Add to that the utter passivity of the procedure. I mean, they want me to pay $100 or so to not be touched, yet expect to have medical miracles performed? Really? If I want to be in a room with a bed and another woman and not be touched, I can get that on a nightly basis — after all, I’m married (rim shot. Thanks, I’ll be here all week. Remember to tip your waitress and try the veal!)

I’m not opposed to alternative therapies. I see a chiropractor a few times a year and I’ve enjoyed significant relief from residual pain from a long-ago auto accident. I’ve seen and felt the impact that both positive and negative thinking can have on a person’s overall well-being. I fully believe that a negative mentality, whether it’s through attitude or thought, can have a very real impact on one’s physical condition. That’s why exercise works so well — it’s not just the muscle-building or cardiovascular improvement, but rather the production of endorphins that improves one’s overall feelings.

I also believe that like attracts like. If you are negative all the time, negative things will happen to you. If you harbour negativity or look for the worst in people and life in general, that will manifest itself physically, through pain or injuries.

Some people say they’re a born skeptic, but that’s just not true. We’re born as a clean slate and we spend our early years believing everything we’re told. And, as children, we look for the best in life. From the tooth fairy to Santa Claus, we’re drawn to those ideas that bring us joy — and we share in that joy unconditionally.

For many years, I’ve considered myself an atheist. But, like all things, as you grow older your perspective changes. I wouldn’t say it mellows, but we learn to temper our certainties with a greater volume of knowledge and understanding. I still don’t believe in a god as presented in the Bible, the Koran, or any other tome of spiritual knowledge. However, I’m more than open to the concept of a greater power. Let’s consider me a spiritual agnostic at this point.

So like my experience with Reiki, I did get some relief from Healing Touch today. A raging sinus headache was somewhat alleviated. The spiritualist in me would love to believe that this woman was able to manipulate my aura or realign my chakra just by infusing me with positive energy.

Yet, that pesky skeptic in me thinks it’s probably because I spent 15 minutes with my eyes closed, relaxing, and focusing on breathing. I want to believe that’s not the case, because as the Bard of Sydney, Rick Springfield, once sang (three times per chorus, actually) “We all need the Human Touch.” (In that same song he sang the equal-parts-awesome-and-cheesy lyric, “[Sally]’s got that love monkey riding on her back,” so take it for what you will)

I want to believe. It’s just my rational mind seems to have my spiritual consciousness in a firm headlock and it’s totally choking my chakras.

Advertisements

One thought on “I Want to Believe

  1. Pingback: Too Many Days of Our Lives | The M-Dash
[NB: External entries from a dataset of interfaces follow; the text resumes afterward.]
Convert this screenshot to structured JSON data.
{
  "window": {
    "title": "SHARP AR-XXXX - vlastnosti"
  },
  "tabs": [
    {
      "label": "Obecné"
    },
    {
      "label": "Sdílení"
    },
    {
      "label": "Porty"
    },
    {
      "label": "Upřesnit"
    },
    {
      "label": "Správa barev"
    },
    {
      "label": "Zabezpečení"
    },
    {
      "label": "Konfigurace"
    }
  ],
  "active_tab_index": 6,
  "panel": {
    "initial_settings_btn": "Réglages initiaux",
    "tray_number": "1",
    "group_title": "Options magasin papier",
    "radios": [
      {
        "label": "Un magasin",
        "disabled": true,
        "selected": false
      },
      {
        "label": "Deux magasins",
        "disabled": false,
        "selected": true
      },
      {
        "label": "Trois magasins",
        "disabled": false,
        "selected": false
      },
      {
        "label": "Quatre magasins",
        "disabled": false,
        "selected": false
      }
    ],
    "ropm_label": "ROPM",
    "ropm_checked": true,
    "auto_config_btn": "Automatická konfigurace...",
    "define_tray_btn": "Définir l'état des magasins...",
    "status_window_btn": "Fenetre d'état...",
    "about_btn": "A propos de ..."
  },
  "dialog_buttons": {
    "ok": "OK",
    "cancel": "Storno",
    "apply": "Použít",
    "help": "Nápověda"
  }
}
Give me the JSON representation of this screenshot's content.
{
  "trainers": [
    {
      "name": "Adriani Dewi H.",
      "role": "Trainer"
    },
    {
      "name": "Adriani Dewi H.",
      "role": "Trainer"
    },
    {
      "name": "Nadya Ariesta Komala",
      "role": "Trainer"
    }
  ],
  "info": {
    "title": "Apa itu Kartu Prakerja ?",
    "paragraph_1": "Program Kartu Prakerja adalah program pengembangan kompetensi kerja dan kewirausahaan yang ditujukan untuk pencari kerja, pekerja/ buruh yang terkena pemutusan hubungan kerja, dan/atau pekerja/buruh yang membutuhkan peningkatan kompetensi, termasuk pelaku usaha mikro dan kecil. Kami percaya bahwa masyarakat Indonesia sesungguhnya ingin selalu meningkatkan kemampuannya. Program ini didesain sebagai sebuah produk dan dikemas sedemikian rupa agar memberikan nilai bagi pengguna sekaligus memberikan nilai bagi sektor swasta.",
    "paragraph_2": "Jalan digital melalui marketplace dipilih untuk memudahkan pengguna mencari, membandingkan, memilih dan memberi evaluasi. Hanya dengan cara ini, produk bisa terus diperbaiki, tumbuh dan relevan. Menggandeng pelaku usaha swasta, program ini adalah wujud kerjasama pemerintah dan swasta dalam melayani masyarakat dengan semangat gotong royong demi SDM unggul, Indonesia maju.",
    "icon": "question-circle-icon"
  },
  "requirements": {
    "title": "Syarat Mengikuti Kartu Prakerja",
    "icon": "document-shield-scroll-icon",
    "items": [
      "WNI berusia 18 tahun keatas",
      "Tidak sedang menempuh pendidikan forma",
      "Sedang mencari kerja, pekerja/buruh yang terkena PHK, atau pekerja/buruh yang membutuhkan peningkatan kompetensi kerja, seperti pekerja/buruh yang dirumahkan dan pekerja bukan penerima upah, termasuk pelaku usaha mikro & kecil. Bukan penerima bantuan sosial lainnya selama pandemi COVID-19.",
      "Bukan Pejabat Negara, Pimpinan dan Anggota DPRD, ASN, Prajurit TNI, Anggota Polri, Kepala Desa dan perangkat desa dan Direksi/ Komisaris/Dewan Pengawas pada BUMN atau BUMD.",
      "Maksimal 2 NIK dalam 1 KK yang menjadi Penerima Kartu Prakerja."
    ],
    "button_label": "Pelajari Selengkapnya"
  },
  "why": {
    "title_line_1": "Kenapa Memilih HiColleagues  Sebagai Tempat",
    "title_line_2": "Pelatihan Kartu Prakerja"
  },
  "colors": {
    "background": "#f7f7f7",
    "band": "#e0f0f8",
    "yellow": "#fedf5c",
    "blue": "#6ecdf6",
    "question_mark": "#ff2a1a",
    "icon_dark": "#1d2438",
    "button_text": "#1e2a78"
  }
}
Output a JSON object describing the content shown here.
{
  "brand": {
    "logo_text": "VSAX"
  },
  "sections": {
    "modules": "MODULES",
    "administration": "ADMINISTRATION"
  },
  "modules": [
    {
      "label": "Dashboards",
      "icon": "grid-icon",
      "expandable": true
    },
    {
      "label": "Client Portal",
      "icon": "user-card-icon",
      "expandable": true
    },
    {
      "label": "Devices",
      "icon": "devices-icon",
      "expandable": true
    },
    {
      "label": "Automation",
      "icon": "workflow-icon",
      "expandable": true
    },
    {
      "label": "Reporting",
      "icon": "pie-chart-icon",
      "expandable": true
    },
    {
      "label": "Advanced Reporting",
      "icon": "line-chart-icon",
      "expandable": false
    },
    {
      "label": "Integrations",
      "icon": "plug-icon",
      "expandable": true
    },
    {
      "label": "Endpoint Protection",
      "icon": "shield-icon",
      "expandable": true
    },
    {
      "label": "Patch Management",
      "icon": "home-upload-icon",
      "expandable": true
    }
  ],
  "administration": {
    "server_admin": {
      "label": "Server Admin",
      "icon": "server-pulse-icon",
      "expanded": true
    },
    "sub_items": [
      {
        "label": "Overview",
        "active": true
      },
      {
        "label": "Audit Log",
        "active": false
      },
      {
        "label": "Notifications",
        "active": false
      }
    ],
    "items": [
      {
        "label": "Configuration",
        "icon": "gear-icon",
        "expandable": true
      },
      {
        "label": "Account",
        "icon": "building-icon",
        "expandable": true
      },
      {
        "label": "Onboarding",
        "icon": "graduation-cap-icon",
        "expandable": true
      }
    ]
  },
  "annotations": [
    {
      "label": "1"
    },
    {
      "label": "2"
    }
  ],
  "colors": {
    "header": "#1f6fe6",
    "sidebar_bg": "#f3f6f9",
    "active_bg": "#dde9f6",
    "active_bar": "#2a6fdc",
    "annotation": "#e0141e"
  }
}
Leave a Reply

Fill in your details below or click an icon to log in:

WordPress.com Logo

You are commenting using your WordPress.com account. Log Out / Change )

Twitter picture

You are commenting using your Twitter account. Log Out / Change )

Facebook photo

You are commenting using your Facebook account. Log Out / Change )

Google+ photo

You are commenting using your Google+ account. Log Out / Change )

Connecting to %s